1pm Sunday – Melbourne Rising v Sydney Rays: A win will confirm a top four place for the Rising, while depending on what the Eagles did the day before, the Rays could be playing for top spot and full hosting rights through the finals.
I’m not sure the final round could’ve been set up any better. Get out to a game if you can.
Who’s got the momentum?
Despite the loss to Queensland Country, the Eagles are still playing good rugby and will be boosted by the return of the regulars, after giving some game time to bench and fringe players this weekend. They very nearly won that game in Toowoomba, in fact, so their confidence will remain high going into the final round.
The Rays, similarly, fear no-one in this competition, and will be backing themselves to heap more misery on Melbourne next Sunday, and beyond that, whoever they face in the semi-final.
Perth are timing their run really well. Two wins from their last three, and they certainly weren’t outclassed in the loss to NSW Country. They’ve got the ability to start fast and put Canberra on the ropes next Saturday, and the defence to hold out any intermittent threats. They should hold third spot.
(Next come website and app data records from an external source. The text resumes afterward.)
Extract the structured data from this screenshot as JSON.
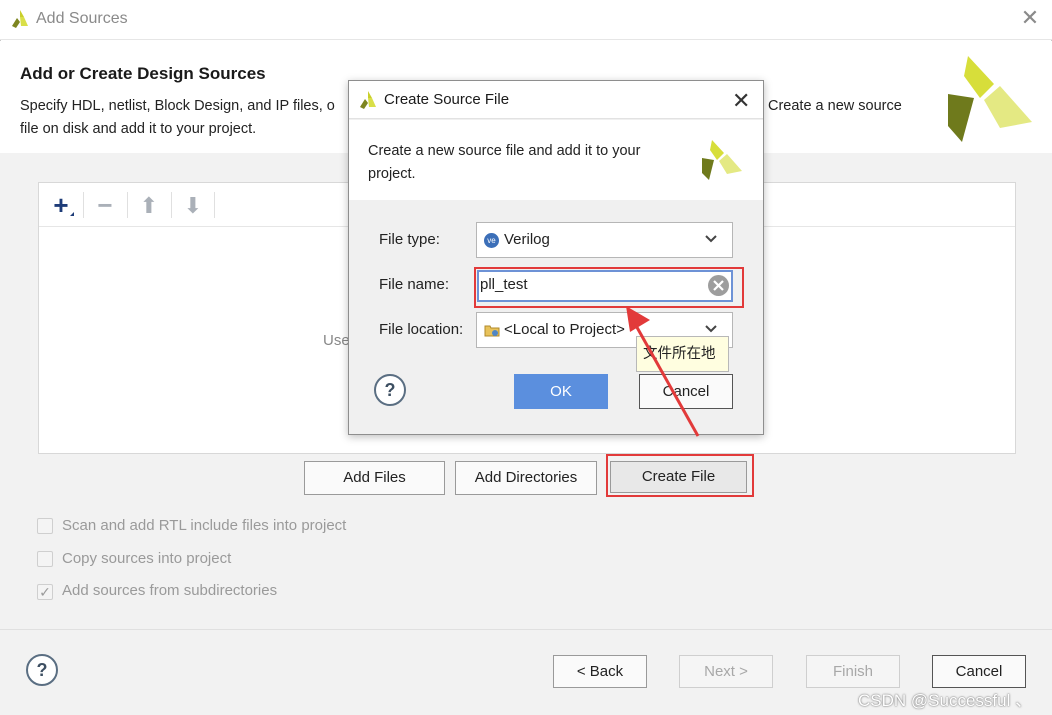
{
  "window": {
    "title": "Add Sources",
    "close_glyph": "✕"
  },
  "header": {
    "title": "Add or Create Design Sources",
    "desc_line1": "Specify HDL, netlist, Block Design, and IP files, o",
    "desc_line2": "file on disk and add it to your project.",
    "desc_right": "Create a new source"
  },
  "toolbar": {
    "add_glyph": "+",
    "remove_glyph": "−",
    "up_glyph": "⬆",
    "down_glyph": "⬇"
  },
  "panel": {
    "hint_fragment": "Use"
  },
  "buttons": {
    "add_files": "Add Files",
    "add_directories": "Add Directories",
    "create_file": "Create File"
  },
  "options": [
    {
      "label": "Scan and add RTL include files into project",
      "checked": false
    },
    {
      "label": "Copy sources into project",
      "checked": false
    },
    {
      "label": "Add sources from subdirectories",
      "checked": true
    }
  ],
  "footer": {
    "help": "?",
    "back": "< Back",
    "next": "Next >",
    "finish": "Finish",
    "cancel": "Cancel"
  },
  "dialog": {
    "title": "Create Source File",
    "close_glyph": "✕",
    "desc_line1": "Create a new source file and add it to your",
    "desc_line2": "project.",
    "file_type_label": "File type:",
    "file_type_value": "Verilog",
    "file_type_icon_text": "ve",
    "file_name_label": "File name:",
    "file_name_value": "pll_test",
    "file_location_label": "File location:",
    "file_location_value": "<Local to Project>",
    "help": "?",
    "ok": "OK",
    "cancel": "Cancel",
    "tooltip": "文件所在地"
  },
  "watermark": "CSDN @Successful 、",
  "colors": {
    "accent_blue": "#5b8fde",
    "highlight_red": "#e23a3a",
    "logo_yellow": "#d4dc3c",
    "logo_dark": "#6f7a1c"
  }
}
Melbourne are vulnerable, and are certainly capable of beating the Rays on Sunday, but they too can’t afford a slow start. Will need a huge improvement from what they showed against the Rams.
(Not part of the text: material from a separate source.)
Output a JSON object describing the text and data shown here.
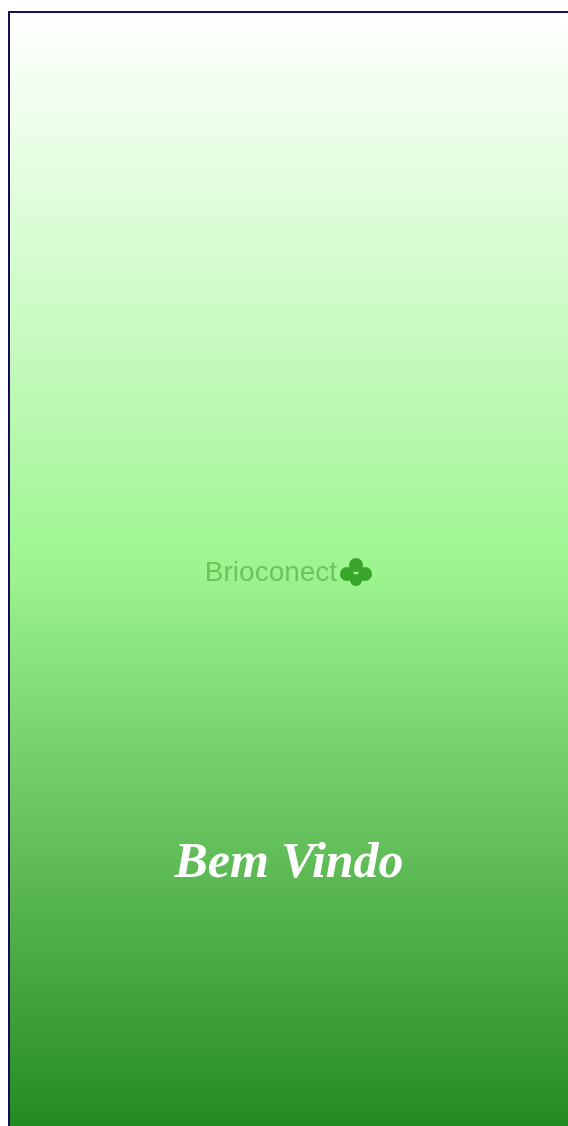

Canberra look even more vulnerable, and though they’re similarly capable of beating Perth, they’re now coming off successive 36- and 44-point thumpings. It’s had to have dented their confidence, and I can’t see them getting through now.
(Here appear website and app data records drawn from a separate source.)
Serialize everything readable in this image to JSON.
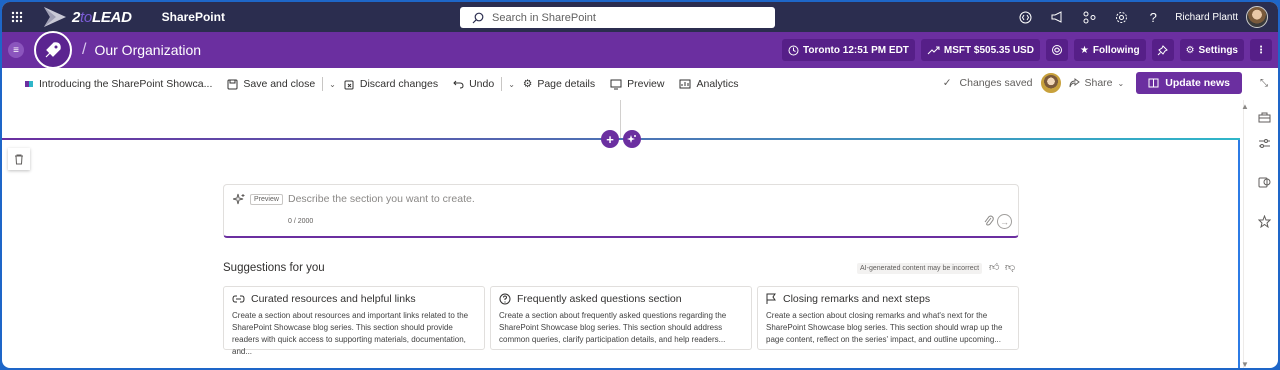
{
  "suite_bar": {
    "brand_name": "2toLEAD",
    "brand_prefix": "2",
    "brand_to": "to",
    "brand_suffix": "LEAD",
    "app_title": "SharePoint",
    "search_placeholder": "Search in SharePoint",
    "user_name": "Richard Plantt",
    "icons": [
      "code-icon",
      "megaphone-icon",
      "share-network-icon",
      "settings-icon",
      "help-icon"
    ]
  },
  "hub_bar": {
    "title": "Our Organization",
    "separator": "/",
    "time_label": "Toronto 12:51 PM EDT",
    "stock_label": "MSFT $505.35 USD",
    "following_label": "Following",
    "settings_label": "Settings"
  },
  "command_bar": {
    "page_name": "Introducing the SharePoint Showca...",
    "save_close": "Save and close",
    "discard": "Discard changes",
    "undo": "Undo",
    "page_details": "Page details",
    "preview": "Preview",
    "analytics": "Analytics",
    "changes_saved": "Changes saved",
    "share": "Share",
    "update_news": "Update news"
  },
  "prompt": {
    "preview_tag": "Preview",
    "placeholder": "Describe the section you want to create.",
    "char_count": "0 / 2000"
  },
  "suggestions": {
    "title": "Suggestions for you",
    "ai_note": "AI-generated content may be incorrect",
    "cards": [
      {
        "icon": "link-icon",
        "title": "Curated resources and helpful links",
        "body": "Create a section about resources and important links related to the SharePoint Showcase blog series. This section should provide readers with quick access to supporting materials, documentation, and..."
      },
      {
        "icon": "question-icon",
        "title": "Frequently asked questions section",
        "body": "Create a section about frequently asked questions regarding the SharePoint Showcase blog series. This section should address common queries, clarify participation details, and help readers..."
      },
      {
        "icon": "flag-icon",
        "title": "Closing remarks and next steps",
        "body": "Create a section about closing remarks and what's next for the SharePoint Showcase blog series. This section should wrap up the page content, reflect on the series' impact, and outline upcoming..."
      }
    ]
  },
  "colors": {
    "suite_bg": "#2b2d4f",
    "hub_purple": "#6b2fa0",
    "accent_blue": "#2c7be5",
    "accent_teal": "#2fb6c9"
  }
}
That leaves the Rams, and they have the least pressure of any teams still in the hunt. They need to beat NSW Country, obviously, but they can just go out and play with freedom, because the expectations and the maths are against them getting through. They’ll either get through, or they won’t; that’s their attitude on Saturday.
First shot at silverware
Before we worry about the small detail of semi-finals, there’s the matter of where the Horan-Little Shield will spend the off-season, and which NRC team will be crowned the holders for 2016.
After their shock - but emphatic - challenge victory over Melbourne, the Rams will host the final Shield defence of the season at Concord Oval against NSW Country on Saturday, with the winner to join Melbourne (2014) and Brisbane City (2015) as holders.
The Rams absolutely deserve their shot at the 2016 prize for the way they so clinically put the Rising away, but the decider gives the Eagles an extra boost for the Finals now, too.
The Eagles beat Brisbane City in Round 1, but with City coming down to Sydney for the game, they didn’t have to put the Shield up for challenge. NSW Country can effectively treat the challenge against the Rams as a quarter-final now, and warm up for the finals with something on the line.
The Queensland soul-searching can commence
More than a few NRC pundits had high hopes for the two Queensland sides, with Brisbane City widely tipped as favourites at the competition launch, and Queensland Country looming at top four smokeys with some key acquisitions ahead of the season.
Instead, they’ll finish the season in 7th and 8th, and where the Ballymore derby on Sunday might originally have shaped as a warm-up for the playoffs, it will instead decide the wooden spoon for 2016.
Country will go into the match with just five wins across three NRC seasons, while Brisbane City’s fall from grace has been sharp: their five losses in 2016 more than doubles the total number of losses from their Championship seasons of 2014 and 2015.